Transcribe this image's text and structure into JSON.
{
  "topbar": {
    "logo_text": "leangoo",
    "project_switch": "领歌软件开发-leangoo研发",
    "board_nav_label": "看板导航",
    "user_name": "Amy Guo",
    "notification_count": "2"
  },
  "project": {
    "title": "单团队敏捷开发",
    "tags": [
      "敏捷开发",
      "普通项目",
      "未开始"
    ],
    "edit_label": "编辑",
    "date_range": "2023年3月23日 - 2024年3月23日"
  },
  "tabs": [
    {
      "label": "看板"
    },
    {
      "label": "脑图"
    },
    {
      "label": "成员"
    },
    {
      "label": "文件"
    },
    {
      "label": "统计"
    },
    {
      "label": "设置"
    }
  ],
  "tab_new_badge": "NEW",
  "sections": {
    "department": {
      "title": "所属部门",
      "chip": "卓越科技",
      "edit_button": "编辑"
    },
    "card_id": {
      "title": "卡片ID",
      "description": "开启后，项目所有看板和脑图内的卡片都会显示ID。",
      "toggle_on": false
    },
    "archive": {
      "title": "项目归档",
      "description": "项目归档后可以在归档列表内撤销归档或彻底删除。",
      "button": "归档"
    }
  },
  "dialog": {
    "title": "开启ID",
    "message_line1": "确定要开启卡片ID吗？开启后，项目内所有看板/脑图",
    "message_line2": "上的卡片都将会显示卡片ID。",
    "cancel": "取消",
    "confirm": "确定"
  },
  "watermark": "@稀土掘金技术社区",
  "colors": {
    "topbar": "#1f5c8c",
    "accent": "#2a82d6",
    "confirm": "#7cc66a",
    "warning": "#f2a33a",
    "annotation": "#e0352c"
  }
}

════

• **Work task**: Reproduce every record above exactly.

• **Task output**:
Transcribe this image's text and structure into JSON.
{
  "topbar": {
    "logo_text": "leangoo",
    "project_switch": "领歌软件开发-leangoo研发",
    "board_nav_label": "看板导航",
    "user_name": "Amy Guo",
    "notification_count": "2"
  },
  "project": {
    "title": "单团队敏捷开发",
    "tags": [
      "敏捷开发",
      "普通项目",
      "未开始"
    ],
    "edit_label": "编辑",
    "date_range": "2023年3月23日 - 2024年3月23日"
  },
  "tabs": [
    {
      "label": "看板"
    },
    {
      "label": "脑图"
    },
    {
      "label": "成员"
    },
    {
      "label": "文件"
    },
    {
      "label": "统计"
    },
    {
      "label": "设置"
    }
  ],
  "tab_new_badge": "NEW",
  "sections": {
    "department": {
      "title": "所属部门",
      "chip": "卓越科技",
      "edit_button": "编辑"
    },
    "card_id": {
      "title": "卡片ID",
      "description": "开启后，项目所有看板和脑图内的卡片都会显示ID。",
      "toggle_on": false
    },
    "archive": {
      "title": "项目归档",
      "description": "项目归档后可以在归档列表内撤销归档或彻底删除。",
      "button": "归档"
    }
  },
  "dialog": {
    "title": "开启ID",
    "message_line1": "确定要开启卡片ID吗？开启后，项目内所有看板/脑图",
    "message_line2": "上的卡片都将会显示卡片ID。",
    "cancel": "取消",
    "confirm": "确定"
  },
  "watermark": "@稀土掘金技术社区",
  "colors": {
    "topbar": "#1f5c8c",
    "accent": "#2a82d6",
    "confirm": "#7cc66a",
    "warning": "#f2a33a",
    "annotation": "#e0352c"
  }
}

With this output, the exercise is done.